Images by Jodi Sussman
Two limited edition colorways combine all of the German brand's top running tech
by Graham Hiemstra in Style on 26 August 2014
Adidas' Primeknit technology continues to impress, slowly picking away at the knit market almost entirely dominated by Nike—and the latest release for FW 2014 from their limited edition Consortium line is sure to help in the endeavor. Two new colorways of the Primeknit Pure BOOST shoes make use of nearly all of the brand's most buzz-worthy technologies, including a fully knit upper, BOOST foam cushioning sole and external heel cage for added support and stability. As a nod to the style-conscience target audience, the soon-to-drop offering comes in both an all-black upper with white tooling and speckled laces, as well as a grey, white and red version inspired by the ZX 500—one of the brand's most celebrated running shoe designs.

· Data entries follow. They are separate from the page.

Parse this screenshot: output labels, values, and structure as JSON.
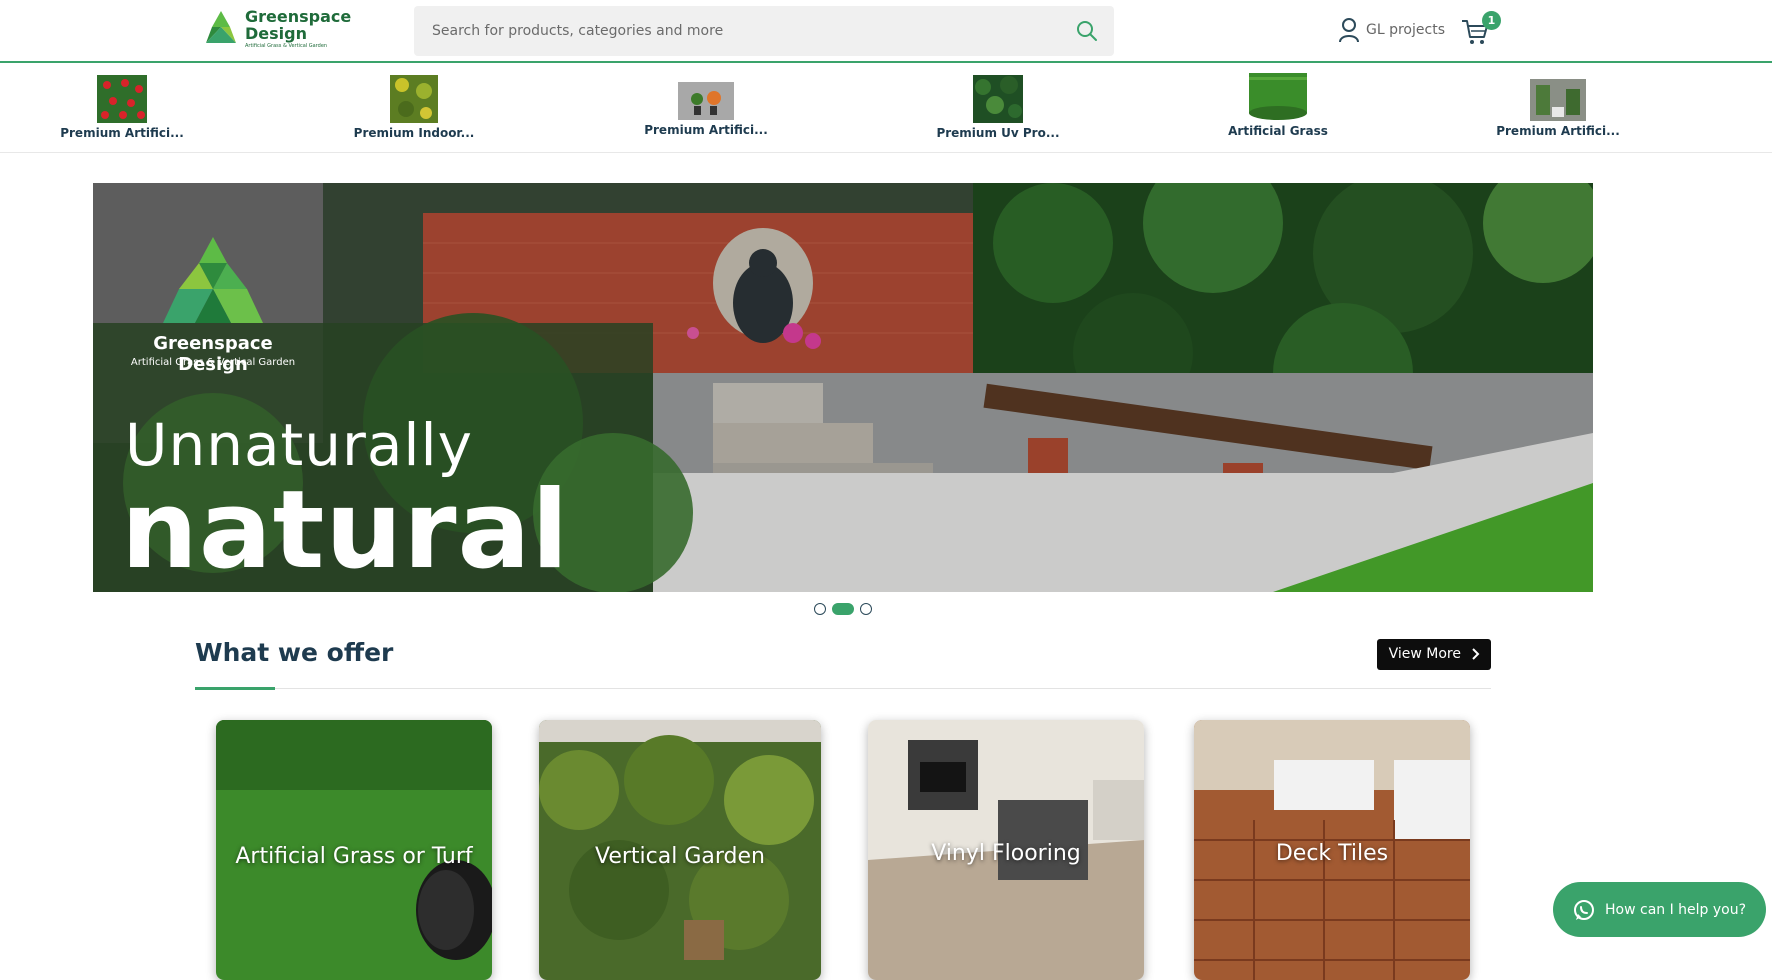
{
  "header": {
    "logo_line1": "Greenspace",
    "logo_line2": "Design",
    "logo_tagline": "Artificial Grass & Vertical Garden",
    "search_placeholder": "Search for products, categories and more",
    "account_label": "GL projects",
    "cart_count": "1"
  },
  "categories": [
    {
      "label": "Premium Artifici..."
    },
    {
      "label": "Premium Indoor..."
    },
    {
      "label": "Premium Artifici..."
    },
    {
      "label": "Premium Uv Pro..."
    },
    {
      "label": "Artificial Grass"
    },
    {
      "label": "Premium Artifici..."
    }
  ],
  "hero": {
    "brand_name": "Greenspace Design",
    "brand_tagline": "Artificial Grass & Vertical Garden",
    "line1": "Unnaturally",
    "line2": "natural",
    "slide_count": 3,
    "active_slide": 2
  },
  "offer": {
    "title": "What we offer",
    "view_more": "View More",
    "cards": [
      {
        "title": "Artificial Grass or Turf"
      },
      {
        "title": "Vertical Garden"
      },
      {
        "title": "Vinyl Flooring"
      },
      {
        "title": "Deck Tiles"
      }
    ]
  },
  "whatsapp": {
    "label": "How can I help you?"
  },
  "colors": {
    "accent": "#3aa36b",
    "heading": "#1e3b4f"
  }
}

The FW '14 Consortium Primeknit Pure BOOST is set to be released worldwide in limited numbers exclusively through Consortium stores (including No 74 Berlin and No 42 Paris) next week, 6 September 2014. Keep an eye on Adidas for more info in the meantime.

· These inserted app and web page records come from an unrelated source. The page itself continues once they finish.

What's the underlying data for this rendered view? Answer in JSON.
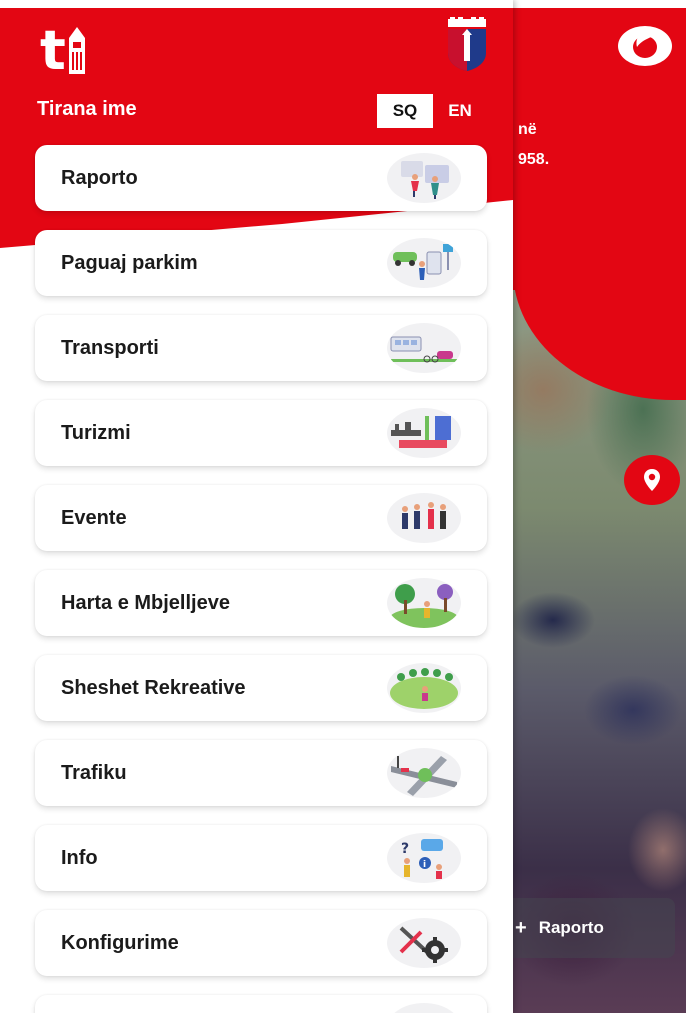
{
  "app": {
    "title": "Tirana ime",
    "logo_text": "t"
  },
  "language": {
    "options": [
      "SQ",
      "EN"
    ],
    "selected": "SQ"
  },
  "menu": [
    {
      "label": "Raporto",
      "icon": "report-illustration"
    },
    {
      "label": "Paguaj parkim",
      "icon": "parking-illustration"
    },
    {
      "label": "Transporti",
      "icon": "transport-illustration"
    },
    {
      "label": "Turizmi",
      "icon": "tourism-illustration"
    },
    {
      "label": "Evente",
      "icon": "events-illustration"
    },
    {
      "label": "Harta e Mbjelljeve",
      "icon": "planting-map-illustration"
    },
    {
      "label": "Sheshet Rekreative",
      "icon": "recreation-illustration"
    },
    {
      "label": "Trafiku",
      "icon": "traffic-illustration"
    },
    {
      "label": "Info",
      "icon": "info-illustration"
    },
    {
      "label": "Konfigurime",
      "icon": "settings-illustration"
    }
  ],
  "background": {
    "text_line1": "në",
    "text_line2": "958.",
    "report_button": "Raporto",
    "report_plus": "+"
  },
  "colors": {
    "brand_red": "#e30613",
    "white": "#ffffff"
  }
}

Image courtesy of Adidas
A spicy, zesty take on the hulless snack favorite
by David Graver in Food + Drink on 26 August 2014

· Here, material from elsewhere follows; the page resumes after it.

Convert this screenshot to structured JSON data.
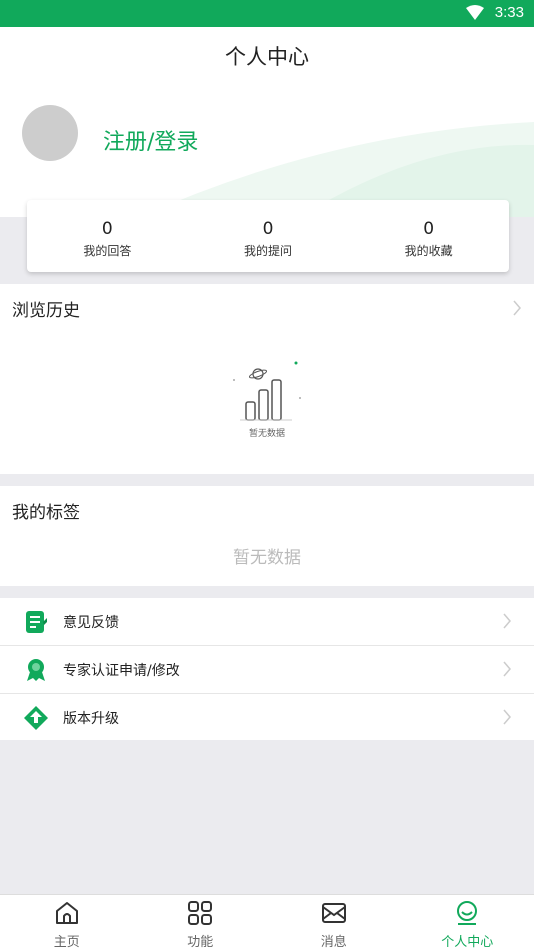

For over two years, Pipsnacks' Pipcorn has won over everyone from attendees of Williamsburg's Smorgasburg to even Oprah—and for just cause. The tiny, hulless popcorn kernels are really tasty, non-GMO, and can be quite inventive, as the brand continues exploring new flavors. Made in small batches by a brother-and-sister duo in Brooklyn, Pipcorn offers a range of subtle flavors that, while zesty don't become overwhelming. While their Kettle flavor might be the most popular, Sea Salt, Rosemary and the decadent White Truffle are all edgier options. But with The Chili Lab, Pipsnack's has made its fullest flavor yet, balancing an addictive spiciness with light citrus notes. It's billed as a medium spice, but definitely ignites some mouth tingles. As a testimonial, the bag hardly survived five minutes during the CH taste test.
While a bag of The Chili Lab Pipcorn is on the more expensive side, this is quickly forgotten considering all their goods are hand-popped and the flavor really is something special, making these delectable treats beyond what you'll get at the movie theater. Purchase Pipcorn's base range from Pipsnacks online for $18 each, and find additional offerings at select retailers.
Images by Cool Hunting